*** Opening Records shown ***

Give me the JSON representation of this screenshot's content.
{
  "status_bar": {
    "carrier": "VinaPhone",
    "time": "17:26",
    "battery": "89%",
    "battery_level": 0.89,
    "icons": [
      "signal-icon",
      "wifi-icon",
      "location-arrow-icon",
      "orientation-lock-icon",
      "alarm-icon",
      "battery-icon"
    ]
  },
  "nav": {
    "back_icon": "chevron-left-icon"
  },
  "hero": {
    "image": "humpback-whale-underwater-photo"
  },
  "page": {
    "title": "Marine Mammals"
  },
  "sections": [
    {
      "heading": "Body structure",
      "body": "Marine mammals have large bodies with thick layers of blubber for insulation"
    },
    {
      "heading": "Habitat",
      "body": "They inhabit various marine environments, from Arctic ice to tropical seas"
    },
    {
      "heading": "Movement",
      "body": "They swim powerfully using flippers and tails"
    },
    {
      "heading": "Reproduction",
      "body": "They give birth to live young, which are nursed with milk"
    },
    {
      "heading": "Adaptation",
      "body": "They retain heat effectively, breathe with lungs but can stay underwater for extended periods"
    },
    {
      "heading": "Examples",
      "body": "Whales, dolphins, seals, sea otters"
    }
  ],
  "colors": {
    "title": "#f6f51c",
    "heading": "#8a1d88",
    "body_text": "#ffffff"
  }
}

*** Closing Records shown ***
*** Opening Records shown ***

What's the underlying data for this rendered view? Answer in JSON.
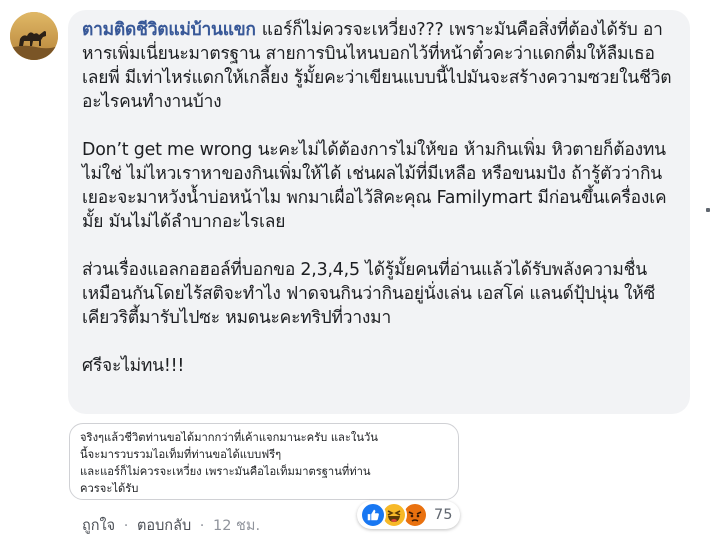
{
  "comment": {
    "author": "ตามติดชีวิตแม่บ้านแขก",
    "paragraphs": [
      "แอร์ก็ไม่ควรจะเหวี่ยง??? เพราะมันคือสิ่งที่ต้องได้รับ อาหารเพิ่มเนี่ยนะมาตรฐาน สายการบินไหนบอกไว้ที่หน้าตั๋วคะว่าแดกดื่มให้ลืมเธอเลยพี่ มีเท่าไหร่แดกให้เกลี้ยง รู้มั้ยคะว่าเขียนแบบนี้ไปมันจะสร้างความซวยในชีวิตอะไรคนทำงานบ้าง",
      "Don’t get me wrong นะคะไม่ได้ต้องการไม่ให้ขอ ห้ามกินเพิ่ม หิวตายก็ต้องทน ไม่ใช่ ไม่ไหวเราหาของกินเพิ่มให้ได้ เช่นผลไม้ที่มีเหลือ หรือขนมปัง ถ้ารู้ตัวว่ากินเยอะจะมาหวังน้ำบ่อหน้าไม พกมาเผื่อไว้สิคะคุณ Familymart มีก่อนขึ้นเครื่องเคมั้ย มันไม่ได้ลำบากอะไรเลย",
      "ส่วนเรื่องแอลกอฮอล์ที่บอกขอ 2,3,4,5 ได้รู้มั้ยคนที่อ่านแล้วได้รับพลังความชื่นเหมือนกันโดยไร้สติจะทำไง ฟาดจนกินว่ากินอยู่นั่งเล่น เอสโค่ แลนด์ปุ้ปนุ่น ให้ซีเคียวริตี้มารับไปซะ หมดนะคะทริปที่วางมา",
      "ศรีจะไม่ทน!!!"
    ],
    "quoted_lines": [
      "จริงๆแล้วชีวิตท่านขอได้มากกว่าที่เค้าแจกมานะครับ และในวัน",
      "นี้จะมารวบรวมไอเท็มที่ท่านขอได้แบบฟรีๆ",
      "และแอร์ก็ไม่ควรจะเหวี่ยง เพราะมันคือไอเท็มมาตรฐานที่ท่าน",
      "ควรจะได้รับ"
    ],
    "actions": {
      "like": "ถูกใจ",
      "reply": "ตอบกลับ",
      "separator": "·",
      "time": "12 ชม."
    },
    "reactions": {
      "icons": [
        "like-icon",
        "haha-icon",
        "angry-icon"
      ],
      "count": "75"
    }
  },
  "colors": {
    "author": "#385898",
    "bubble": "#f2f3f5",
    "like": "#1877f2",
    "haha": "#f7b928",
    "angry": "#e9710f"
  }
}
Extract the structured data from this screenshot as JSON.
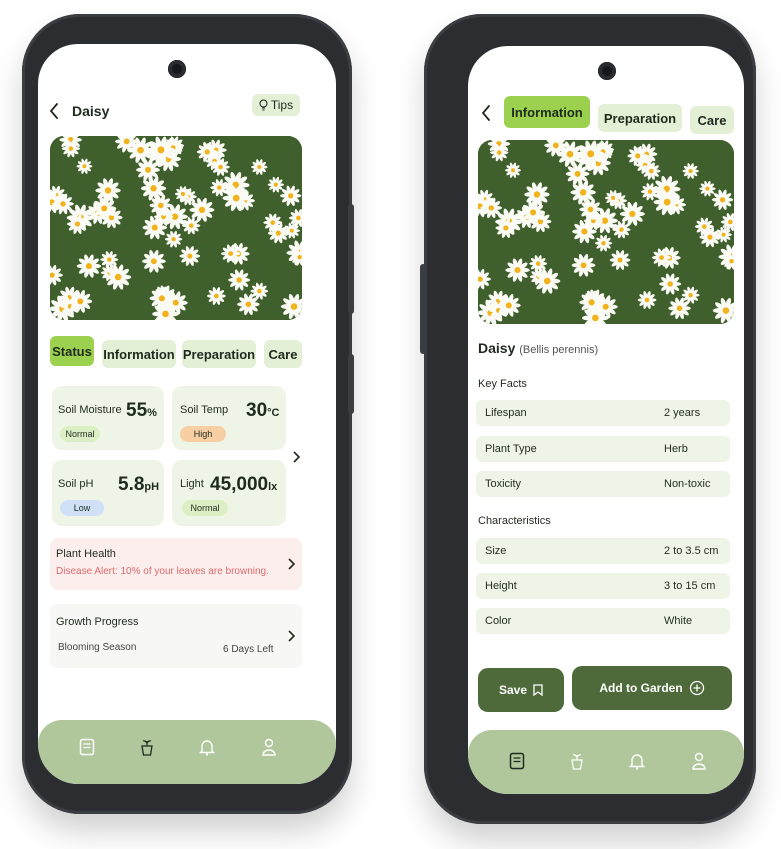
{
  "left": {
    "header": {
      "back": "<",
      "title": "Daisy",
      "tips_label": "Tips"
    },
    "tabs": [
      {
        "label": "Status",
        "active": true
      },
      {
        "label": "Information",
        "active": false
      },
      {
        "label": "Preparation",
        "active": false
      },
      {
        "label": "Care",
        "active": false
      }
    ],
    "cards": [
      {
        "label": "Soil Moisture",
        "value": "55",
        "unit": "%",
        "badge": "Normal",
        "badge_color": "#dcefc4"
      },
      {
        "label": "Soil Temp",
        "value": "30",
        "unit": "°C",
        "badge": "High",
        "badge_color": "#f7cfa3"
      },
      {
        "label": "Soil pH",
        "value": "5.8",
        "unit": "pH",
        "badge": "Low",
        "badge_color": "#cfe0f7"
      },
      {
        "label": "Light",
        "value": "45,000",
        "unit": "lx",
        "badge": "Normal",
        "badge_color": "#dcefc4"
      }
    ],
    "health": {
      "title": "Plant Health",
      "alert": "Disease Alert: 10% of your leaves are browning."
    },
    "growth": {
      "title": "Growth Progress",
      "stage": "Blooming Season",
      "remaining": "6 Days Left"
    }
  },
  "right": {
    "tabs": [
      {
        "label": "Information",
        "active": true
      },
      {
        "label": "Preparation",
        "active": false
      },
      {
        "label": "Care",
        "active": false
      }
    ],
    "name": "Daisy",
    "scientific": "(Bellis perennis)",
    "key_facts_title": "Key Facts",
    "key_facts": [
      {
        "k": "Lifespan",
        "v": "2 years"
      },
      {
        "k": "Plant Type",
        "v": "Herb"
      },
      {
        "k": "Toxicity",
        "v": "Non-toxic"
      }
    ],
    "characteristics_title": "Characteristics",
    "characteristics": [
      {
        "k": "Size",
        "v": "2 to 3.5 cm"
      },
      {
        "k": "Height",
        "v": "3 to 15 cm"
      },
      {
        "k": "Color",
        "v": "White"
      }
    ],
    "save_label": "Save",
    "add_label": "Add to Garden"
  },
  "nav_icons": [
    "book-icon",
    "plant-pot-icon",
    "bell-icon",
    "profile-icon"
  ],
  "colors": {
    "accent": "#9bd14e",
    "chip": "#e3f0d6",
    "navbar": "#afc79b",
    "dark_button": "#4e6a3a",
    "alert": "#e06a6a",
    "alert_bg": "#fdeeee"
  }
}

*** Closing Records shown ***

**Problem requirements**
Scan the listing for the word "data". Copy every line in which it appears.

**Result of this exercise**
What's the underlying data for this rendered view? Answer in JSON.
Extract the structured data from this screenshot as JSON.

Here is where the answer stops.